The pen, ink and gouache works of Minneapolis-based artist Nick Howard are a visually startling exercise in repetition, form and mass-psychology. By carefully rendering similar figures gathered together in masses, each drawing creates formations and shapes that echo the power of a collected focus, or the terror of mob mentality. Using a style that is precise yet simple, individual figures blend into one another despite their unique features, masks, several mouths and monochrome capes. Enhancing the eerie and silent quality of the works is the monuments that occasionally appear, built by the nameless and faceless, or simply serving as a symbolic, yet arbitrary, gathering point.
Says Howard in a statement of his work, “I am fascinated with people, relationships and mass psychology.

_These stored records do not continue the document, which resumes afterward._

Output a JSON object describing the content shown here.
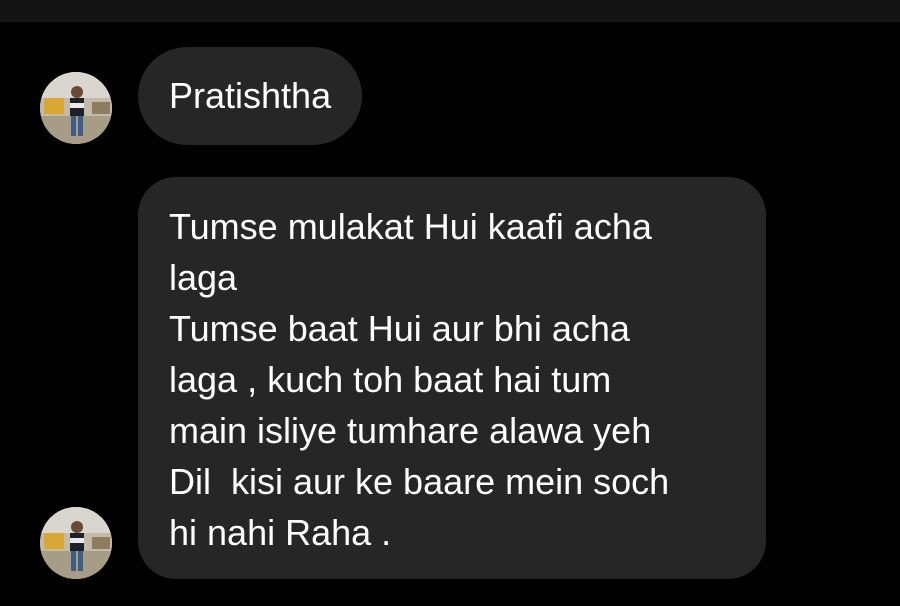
{
  "chat": {
    "first_message": {
      "sender_avatar": "profile-photo",
      "text": "Pratishtha"
    },
    "second_message": {
      "sender_avatar": "profile-photo",
      "lines": [
        "Tumse mulakat Hui kaafi acha",
        "laga",
        "Tumse baat Hui aur bhi acha",
        "laga , kuch toh baat hai tum",
        "main isliye tumhare alawa yeh",
        "Dil  kisi aur ke baare mein soch",
        "hi nahi Raha ."
      ]
    }
  },
  "colors": {
    "background": "#000000",
    "bubble": "#262626",
    "text": "#ffffff",
    "top_strip": "#141414"
  }
}
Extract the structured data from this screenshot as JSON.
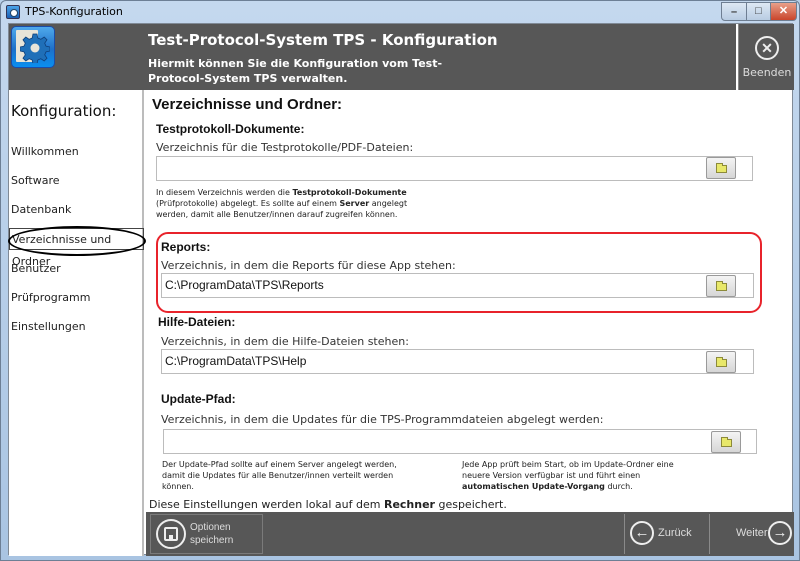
{
  "window": {
    "title": "TPS-Konfiguration",
    "controls": {
      "minimize": "–",
      "maximize": "□",
      "close": "✕"
    }
  },
  "header": {
    "title": "Test-Protocol-System TPS - Konfiguration",
    "subtitle": "Hiermit können Sie die Konfiguration vom Test-Protocol-System TPS verwalten.",
    "logo_icon": "gear-icon",
    "exit": {
      "label": "Beenden",
      "icon": "close-circle-icon",
      "glyph": "✕"
    }
  },
  "sidebar": {
    "title": "Konfiguration:",
    "items": [
      {
        "label": "Willkommen",
        "active": false
      },
      {
        "label": "Software",
        "active": false
      },
      {
        "label": "Datenbank",
        "active": false
      },
      {
        "label": "Verzeichnisse und Ordner",
        "active": true
      },
      {
        "label": "Benutzer",
        "active": false
      },
      {
        "label": "Prüfprogramm",
        "active": false
      },
      {
        "label": "Einstellungen",
        "active": false
      }
    ]
  },
  "main": {
    "title": "Verzeichnisse und Ordner:",
    "groups": {
      "documents": {
        "title": "Testprotokoll-Dokumente:",
        "label": "Verzeichnis für die Testprotokolle/PDF-Dateien:",
        "value": "",
        "note_parts": [
          "In diesem Verzeichnis werden die ",
          "Testprotokoll-Dokumente",
          " (Prüfprotokolle) abgelegt. Es sollte auf einem ",
          "Server",
          " angelegt werden, damit alle Benutzer/innen darauf zugreifen können."
        ]
      },
      "reports": {
        "title": "Reports:",
        "label": "Verzeichnis, in dem die Reports für diese App stehen:",
        "value": "C:\\ProgramData\\TPS\\Reports",
        "highlighted": true
      },
      "help": {
        "title": "Hilfe-Dateien:",
        "label": "Verzeichnis, in dem die Hilfe-Dateien stehen:",
        "value": "C:\\ProgramData\\TPS\\Help"
      },
      "update": {
        "title": "Update-Pfad:",
        "label": "Verzeichnis, in dem die Updates für die TPS-Programmdateien abgelegt werden:",
        "value": "",
        "note_left": "Der Update-Pfad sollte auf einem Server angelegt werden, damit die Updates für alle Benutzer/innen verteilt werden können.",
        "note_right_parts": [
          "Jede App prüft beim Start, ob im Update-Ordner eine neuere Version verfügbar ist und führt einen ",
          "automatischen Update-Vorgang",
          " durch."
        ]
      }
    },
    "browse_icon": "folder-icon"
  },
  "footer": {
    "note_parts": [
      "Diese Einstellungen werden lokal auf dem ",
      "Rechner",
      " gespeichert."
    ],
    "save": {
      "label_line1": "Optionen",
      "label_line2": "speichern",
      "icon": "save-icon"
    },
    "back": {
      "label": "Zurück",
      "glyph": "←"
    },
    "next": {
      "label": "Weiter",
      "glyph": "→"
    }
  }
}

In particular, I am interested in how the mind works and how the feelings, thoughts, ideas, and perceptions we have create our world both personally and collectively. I find inspiration for my work by both looking outwards and inwards.”
This simultaneous outward and inward focus is particularly fascinating, as it illuminates the allure of the collective – whereas one figure alone might not illicit an emotional or aesthetic response, hundreds or thousands of them, carefully drawn and carefully placed, create a sum that is greater than its parts. Similarly, the drawings tap into the simultaneous feeling of empowerment within a large group, as well as the loss of individual and personal control.